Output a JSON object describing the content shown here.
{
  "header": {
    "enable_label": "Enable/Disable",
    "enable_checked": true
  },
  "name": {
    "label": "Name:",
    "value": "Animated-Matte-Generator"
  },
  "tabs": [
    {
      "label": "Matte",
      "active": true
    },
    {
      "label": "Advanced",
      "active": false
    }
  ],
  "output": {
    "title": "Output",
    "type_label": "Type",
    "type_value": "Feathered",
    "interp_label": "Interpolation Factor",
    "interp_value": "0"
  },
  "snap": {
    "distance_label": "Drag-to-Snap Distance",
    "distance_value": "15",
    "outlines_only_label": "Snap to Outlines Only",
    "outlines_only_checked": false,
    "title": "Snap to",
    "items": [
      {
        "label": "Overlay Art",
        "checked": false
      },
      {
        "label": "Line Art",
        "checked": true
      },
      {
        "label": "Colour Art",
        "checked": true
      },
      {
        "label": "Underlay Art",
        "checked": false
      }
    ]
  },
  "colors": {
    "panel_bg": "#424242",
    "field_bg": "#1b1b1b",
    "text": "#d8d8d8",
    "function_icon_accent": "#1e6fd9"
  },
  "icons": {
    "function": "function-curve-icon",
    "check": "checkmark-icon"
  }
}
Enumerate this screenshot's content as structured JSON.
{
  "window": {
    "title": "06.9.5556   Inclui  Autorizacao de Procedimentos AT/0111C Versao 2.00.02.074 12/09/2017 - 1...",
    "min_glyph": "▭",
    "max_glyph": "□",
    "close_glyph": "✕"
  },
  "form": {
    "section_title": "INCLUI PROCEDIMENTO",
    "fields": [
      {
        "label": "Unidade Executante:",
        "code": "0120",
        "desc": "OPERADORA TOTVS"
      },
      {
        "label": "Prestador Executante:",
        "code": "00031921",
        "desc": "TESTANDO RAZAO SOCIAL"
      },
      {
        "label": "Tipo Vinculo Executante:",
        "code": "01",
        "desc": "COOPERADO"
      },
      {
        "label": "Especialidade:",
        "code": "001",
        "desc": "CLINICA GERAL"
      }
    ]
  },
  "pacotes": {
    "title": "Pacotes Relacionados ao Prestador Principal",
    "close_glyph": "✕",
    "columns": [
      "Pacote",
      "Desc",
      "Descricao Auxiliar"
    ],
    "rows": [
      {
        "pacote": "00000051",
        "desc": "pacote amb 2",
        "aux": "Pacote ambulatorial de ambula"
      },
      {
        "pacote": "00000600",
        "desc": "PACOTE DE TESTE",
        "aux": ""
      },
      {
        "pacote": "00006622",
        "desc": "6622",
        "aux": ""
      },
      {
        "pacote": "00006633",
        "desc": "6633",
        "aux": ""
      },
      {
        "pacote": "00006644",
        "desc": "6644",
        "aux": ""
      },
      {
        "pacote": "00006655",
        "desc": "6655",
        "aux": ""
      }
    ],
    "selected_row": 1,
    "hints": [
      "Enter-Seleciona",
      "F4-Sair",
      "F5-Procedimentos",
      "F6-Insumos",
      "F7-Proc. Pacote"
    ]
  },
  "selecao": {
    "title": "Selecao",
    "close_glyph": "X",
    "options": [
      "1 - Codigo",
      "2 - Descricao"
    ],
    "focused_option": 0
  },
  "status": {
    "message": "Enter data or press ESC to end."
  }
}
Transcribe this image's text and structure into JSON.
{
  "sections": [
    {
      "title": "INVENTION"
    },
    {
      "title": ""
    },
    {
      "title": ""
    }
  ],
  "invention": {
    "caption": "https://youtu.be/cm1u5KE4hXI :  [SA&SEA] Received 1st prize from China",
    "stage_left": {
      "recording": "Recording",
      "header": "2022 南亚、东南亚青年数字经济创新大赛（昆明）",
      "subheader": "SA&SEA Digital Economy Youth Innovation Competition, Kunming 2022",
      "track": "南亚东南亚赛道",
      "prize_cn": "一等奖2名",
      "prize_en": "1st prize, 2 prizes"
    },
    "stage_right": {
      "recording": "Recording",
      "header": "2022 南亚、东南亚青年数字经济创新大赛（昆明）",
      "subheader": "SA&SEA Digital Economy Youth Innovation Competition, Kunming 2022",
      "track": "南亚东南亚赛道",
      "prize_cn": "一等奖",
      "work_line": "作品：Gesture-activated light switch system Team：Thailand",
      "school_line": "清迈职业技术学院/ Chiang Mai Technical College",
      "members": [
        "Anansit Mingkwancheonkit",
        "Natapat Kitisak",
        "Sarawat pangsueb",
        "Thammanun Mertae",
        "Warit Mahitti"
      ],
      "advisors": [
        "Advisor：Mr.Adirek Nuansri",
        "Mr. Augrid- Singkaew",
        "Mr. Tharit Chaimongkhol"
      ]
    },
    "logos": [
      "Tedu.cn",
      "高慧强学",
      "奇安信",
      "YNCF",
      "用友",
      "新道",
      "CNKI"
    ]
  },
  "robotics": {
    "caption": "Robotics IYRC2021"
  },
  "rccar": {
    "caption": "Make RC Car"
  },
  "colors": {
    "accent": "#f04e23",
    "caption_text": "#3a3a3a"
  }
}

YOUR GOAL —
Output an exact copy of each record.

ANSWER —
Output a JSON object describing the content shown here.
{
  "header": {
    "enable_label": "Enable/Disable",
    "enable_checked": true
  },
  "name": {
    "label": "Name:",
    "value": "Animated-Matte-Generator"
  },
  "tabs": [
    {
      "label": "Matte",
      "active": true
    },
    {
      "label": "Advanced",
      "active": false
    }
  ],
  "output": {
    "title": "Output",
    "type_label": "Type",
    "type_value": "Feathered",
    "interp_label": "Interpolation Factor",
    "interp_value": "0"
  },
  "snap": {
    "distance_label": "Drag-to-Snap Distance",
    "distance_value": "15",
    "outlines_only_label": "Snap to Outlines Only",
    "outlines_only_checked": false,
    "title": "Snap to",
    "items": [
      {
        "label": "Overlay Art",
        "checked": false
      },
      {
        "label": "Line Art",
        "checked": true
      },
      {
        "label": "Colour Art",
        "checked": true
      },
      {
        "label": "Underlay Art",
        "checked": false
      }
    ]
  },
  "colors": {
    "panel_bg": "#424242",
    "field_bg": "#1b1b1b",
    "text": "#d8d8d8",
    "function_icon_accent": "#1e6fd9"
  },
  "icons": {
    "function": "function-curve-icon",
    "check": "checkmark-icon"
  }
}
Enumerate this screenshot's content as structured JSON.
{
  "window": {
    "title": "06.9.5556   Inclui  Autorizacao de Procedimentos AT/0111C Versao 2.00.02.074 12/09/2017 - 1...",
    "min_glyph": "▭",
    "max_glyph": "□",
    "close_glyph": "✕"
  },
  "form": {
    "section_title": "INCLUI PROCEDIMENTO",
    "fields": [
      {
        "label": "Unidade Executante:",
        "code": "0120",
        "desc": "OPERADORA TOTVS"
      },
      {
        "label": "Prestador Executante:",
        "code": "00031921",
        "desc": "TESTANDO RAZAO SOCIAL"
      },
      {
        "label": "Tipo Vinculo Executante:",
        "code": "01",
        "desc": "COOPERADO"
      },
      {
        "label": "Especialidade:",
        "code": "001",
        "desc": "CLINICA GERAL"
      }
    ]
  },
  "pacotes": {
    "title": "Pacotes Relacionados ao Prestador Principal",
    "close_glyph": "✕",
    "columns": [
      "Pacote",
      "Desc",
      "Descricao Auxiliar"
    ],
    "rows": [
      {
        "pacote": "00000051",
        "desc": "pacote amb 2",
        "aux": "Pacote ambulatorial de ambula"
      },
      {
        "pacote": "00000600",
        "desc": "PACOTE DE TESTE",
        "aux": ""
      },
      {
        "pacote": "00006622",
        "desc": "6622",
        "aux": ""
      },
      {
        "pacote": "00006633",
        "desc": "6633",
        "aux": ""
      },
      {
        "pacote": "00006644",
        "desc": "6644",
        "aux": ""
      },
      {
        "pacote": "00006655",
        "desc": "6655",
        "aux": ""
      }
    ],
    "selected_row": 1,
    "hints": [
      "Enter-Seleciona",
      "F4-Sair",
      "F5-Procedimentos",
      "F6-Insumos",
      "F7-Proc. Pacote"
    ]
  },
  "selecao": {
    "title": "Selecao",
    "close_glyph": "X",
    "options": [
      "1 - Codigo",
      "2 - Descricao"
    ],
    "focused_option": 0
  },
  "status": {
    "message": "Enter data or press ESC to end."
  }
}
Transcribe this image's text and structure into JSON.
{
  "sections": [
    {
      "title": "INVENTION"
    },
    {
      "title": ""
    },
    {
      "title": ""
    }
  ],
  "invention": {
    "caption": "https://youtu.be/cm1u5KE4hXI :  [SA&SEA] Received 1st prize from China",
    "stage_left": {
      "recording": "Recording",
      "header": "2022 南亚、东南亚青年数字经济创新大赛（昆明）",
      "subheader": "SA&SEA Digital Economy Youth Innovation Competition, Kunming 2022",
      "track": "南亚东南亚赛道",
      "prize_cn": "一等奖2名",
      "prize_en": "1st prize, 2 prizes"
    },
    "stage_right": {
      "recording": "Recording",
      "header": "2022 南亚、东南亚青年数字经济创新大赛（昆明）",
      "subheader": "SA&SEA Digital Economy Youth Innovation Competition, Kunming 2022",
      "track": "南亚东南亚赛道",
      "prize_cn": "一等奖",
      "work_line": "作品：Gesture-activated light switch system Team：Thailand",
      "school_line": "清迈职业技术学院/ Chiang Mai Technical College",
      "members": [
        "Anansit Mingkwancheonkit",
        "Natapat Kitisak",
        "Sarawat pangsueb",
        "Thammanun Mertae",
        "Warit Mahitti"
      ],
      "advisors": [
        "Advisor：Mr.Adirek Nuansri",
        "Mr. Augrid- Singkaew",
        "Mr. Tharit Chaimongkhol"
      ]
    },
    "logos": [
      "Tedu.cn",
      "高慧强学",
      "奇安信",
      "YNCF",
      "用友",
      "新道",
      "CNKI"
    ]
  },
  "robotics": {
    "caption": "Robotics IYRC2021"
  },
  "rccar": {
    "caption": "Make RC Car"
  },
  "colors": {
    "accent": "#f04e23",
    "caption_text": "#3a3a3a"
  }
}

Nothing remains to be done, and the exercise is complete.